▶ PROBLEM
The data below is to be output in full, unchanged.

----- PROVIDED DATA -----

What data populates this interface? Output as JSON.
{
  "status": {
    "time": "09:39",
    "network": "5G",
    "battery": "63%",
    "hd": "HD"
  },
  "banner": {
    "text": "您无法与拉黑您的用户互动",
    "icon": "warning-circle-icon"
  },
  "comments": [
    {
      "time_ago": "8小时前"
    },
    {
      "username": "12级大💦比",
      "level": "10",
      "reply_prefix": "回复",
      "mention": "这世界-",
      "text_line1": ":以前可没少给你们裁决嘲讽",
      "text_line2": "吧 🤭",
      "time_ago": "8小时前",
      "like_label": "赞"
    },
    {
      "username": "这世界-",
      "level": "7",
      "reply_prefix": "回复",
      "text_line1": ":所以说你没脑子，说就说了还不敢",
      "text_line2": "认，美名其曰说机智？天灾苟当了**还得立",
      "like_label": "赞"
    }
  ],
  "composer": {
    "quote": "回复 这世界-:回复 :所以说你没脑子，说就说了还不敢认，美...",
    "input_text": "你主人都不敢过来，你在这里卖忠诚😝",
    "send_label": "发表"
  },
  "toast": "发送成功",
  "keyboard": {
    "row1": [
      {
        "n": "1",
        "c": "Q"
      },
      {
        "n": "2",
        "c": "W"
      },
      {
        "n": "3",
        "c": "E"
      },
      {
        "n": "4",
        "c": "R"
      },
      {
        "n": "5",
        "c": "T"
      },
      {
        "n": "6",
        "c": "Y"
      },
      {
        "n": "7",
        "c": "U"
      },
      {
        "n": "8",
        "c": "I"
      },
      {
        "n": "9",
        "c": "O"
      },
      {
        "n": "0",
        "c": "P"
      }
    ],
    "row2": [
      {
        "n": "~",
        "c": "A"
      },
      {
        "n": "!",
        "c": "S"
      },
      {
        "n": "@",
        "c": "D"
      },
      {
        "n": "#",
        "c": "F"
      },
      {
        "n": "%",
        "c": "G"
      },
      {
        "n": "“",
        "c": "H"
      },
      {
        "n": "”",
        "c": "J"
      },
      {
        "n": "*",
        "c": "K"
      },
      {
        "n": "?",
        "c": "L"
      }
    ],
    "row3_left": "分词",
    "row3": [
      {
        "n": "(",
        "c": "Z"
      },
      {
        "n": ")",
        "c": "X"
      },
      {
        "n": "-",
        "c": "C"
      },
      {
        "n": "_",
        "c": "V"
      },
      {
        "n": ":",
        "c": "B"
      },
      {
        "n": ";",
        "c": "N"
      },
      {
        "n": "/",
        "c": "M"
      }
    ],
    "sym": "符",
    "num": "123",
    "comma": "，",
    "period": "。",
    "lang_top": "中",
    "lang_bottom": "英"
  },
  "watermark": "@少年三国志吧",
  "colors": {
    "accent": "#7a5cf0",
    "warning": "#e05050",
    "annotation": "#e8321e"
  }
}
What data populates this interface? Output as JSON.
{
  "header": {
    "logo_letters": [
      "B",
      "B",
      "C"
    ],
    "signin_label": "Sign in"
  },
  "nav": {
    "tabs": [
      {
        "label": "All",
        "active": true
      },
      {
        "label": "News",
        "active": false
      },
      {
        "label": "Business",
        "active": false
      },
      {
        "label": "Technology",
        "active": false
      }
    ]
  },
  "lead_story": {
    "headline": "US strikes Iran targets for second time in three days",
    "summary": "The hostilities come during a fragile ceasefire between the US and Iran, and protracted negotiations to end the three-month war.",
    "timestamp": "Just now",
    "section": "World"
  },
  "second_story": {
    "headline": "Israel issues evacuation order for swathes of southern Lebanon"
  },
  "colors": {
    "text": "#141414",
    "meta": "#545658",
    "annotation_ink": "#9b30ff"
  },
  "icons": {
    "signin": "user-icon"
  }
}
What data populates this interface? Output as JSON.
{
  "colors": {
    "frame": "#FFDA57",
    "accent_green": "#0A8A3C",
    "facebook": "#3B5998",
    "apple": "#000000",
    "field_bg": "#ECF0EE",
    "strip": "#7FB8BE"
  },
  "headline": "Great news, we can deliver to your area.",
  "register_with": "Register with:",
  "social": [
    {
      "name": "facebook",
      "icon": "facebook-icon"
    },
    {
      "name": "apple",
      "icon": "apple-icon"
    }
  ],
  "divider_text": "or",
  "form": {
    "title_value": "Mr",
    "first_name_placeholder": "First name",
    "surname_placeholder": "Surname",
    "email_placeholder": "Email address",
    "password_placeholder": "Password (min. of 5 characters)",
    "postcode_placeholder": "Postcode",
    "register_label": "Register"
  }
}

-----

▶ COMPLETED TASK
What data populates this interface? Output as JSON.
{
  "status": {
    "time": "09:39",
    "network": "5G",
    "battery": "63%",
    "hd": "HD"
  },
  "banner": {
    "text": "您无法与拉黑您的用户互动",
    "icon": "warning-circle-icon"
  },
  "comments": [
    {
      "time_ago": "8小时前"
    },
    {
      "username": "12级大💦比",
      "level": "10",
      "reply_prefix": "回复",
      "mention": "这世界-",
      "text_line1": ":以前可没少给你们裁决嘲讽",
      "text_line2": "吧 🤭",
      "time_ago": "8小时前",
      "like_label": "赞"
    },
    {
      "username": "这世界-",
      "level": "7",
      "reply_prefix": "回复",
      "text_line1": ":所以说你没脑子，说就说了还不敢",
      "text_line2": "认，美名其曰说机智？天灾苟当了**还得立",
      "like_label": "赞"
    }
  ],
  "composer": {
    "quote": "回复 这世界-:回复 :所以说你没脑子，说就说了还不敢认，美...",
    "input_text": "你主人都不敢过来，你在这里卖忠诚😝",
    "send_label": "发表"
  },
  "toast": "发送成功",
  "keyboard": {
    "row1": [
      {
        "n": "1",
        "c": "Q"
      },
      {
        "n": "2",
        "c": "W"
      },
      {
        "n": "3",
        "c": "E"
      },
      {
        "n": "4",
        "c": "R"
      },
      {
        "n": "5",
        "c": "T"
      },
      {
        "n": "6",
        "c": "Y"
      },
      {
        "n": "7",
        "c": "U"
      },
      {
        "n": "8",
        "c": "I"
      },
      {
        "n": "9",
        "c": "O"
      },
      {
        "n": "0",
        "c": "P"
      }
    ],
    "row2": [
      {
        "n": "~",
        "c": "A"
      },
      {
        "n": "!",
        "c": "S"
      },
      {
        "n": "@",
        "c": "D"
      },
      {
        "n": "#",
        "c": "F"
      },
      {
        "n": "%",
        "c": "G"
      },
      {
        "n": "“",
        "c": "H"
      },
      {
        "n": "”",
        "c": "J"
      },
      {
        "n": "*",
        "c": "K"
      },
      {
        "n": "?",
        "c": "L"
      }
    ],
    "row3_left": "分词",
    "row3": [
      {
        "n": "(",
        "c": "Z"
      },
      {
        "n": ")",
        "c": "X"
      },
      {
        "n": "-",
        "c": "C"
      },
      {
        "n": "_",
        "c": "V"
      },
      {
        "n": ":",
        "c": "B"
      },
      {
        "n": ";",
        "c": "N"
      },
      {
        "n": "/",
        "c": "M"
      }
    ],
    "sym": "符",
    "num": "123",
    "comma": "，",
    "period": "。",
    "lang_top": "中",
    "lang_bottom": "英"
  },
  "watermark": "@少年三国志吧",
  "colors": {
    "accent": "#7a5cf0",
    "warning": "#e05050",
    "annotation": "#e8321e"
  }
}
What data populates this interface? Output as JSON.
{
  "header": {
    "logo_letters": [
      "B",
      "B",
      "C"
    ],
    "signin_label": "Sign in"
  },
  "nav": {
    "tabs": [
      {
        "label": "All",
        "active": true
      },
      {
        "label": "News",
        "active": false
      },
      {
        "label": "Business",
        "active": false
      },
      {
        "label": "Technology",
        "active": false
      }
    ]
  },
  "lead_story": {
    "headline": "US strikes Iran targets for second time in three days",
    "summary": "The hostilities come during a fragile ceasefire between the US and Iran, and protracted negotiations to end the three-month war.",
    "timestamp": "Just now",
    "section": "World"
  },
  "second_story": {
    "headline": "Israel issues evacuation order for swathes of southern Lebanon"
  },
  "colors": {
    "text": "#141414",
    "meta": "#545658",
    "annotation_ink": "#9b30ff"
  },
  "icons": {
    "signin": "user-icon"
  }
}
What data populates this interface? Output as JSON.
{
  "colors": {
    "frame": "#FFDA57",
    "accent_green": "#0A8A3C",
    "facebook": "#3B5998",
    "apple": "#000000",
    "field_bg": "#ECF0EE",
    "strip": "#7FB8BE"
  },
  "headline": "Great news, we can deliver to your area.",
  "register_with": "Register with:",
  "social": [
    {
      "name": "facebook",
      "icon": "facebook-icon"
    },
    {
      "name": "apple",
      "icon": "apple-icon"
    }
  ],
  "divider_text": "or",
  "form": {
    "title_value": "Mr",
    "first_name_placeholder": "First name",
    "surname_placeholder": "Surname",
    "email_placeholder": "Email address",
    "password_placeholder": "Password (min. of 5 characters)",
    "postcode_placeholder": "Postcode",
    "register_label": "Register"
  }
}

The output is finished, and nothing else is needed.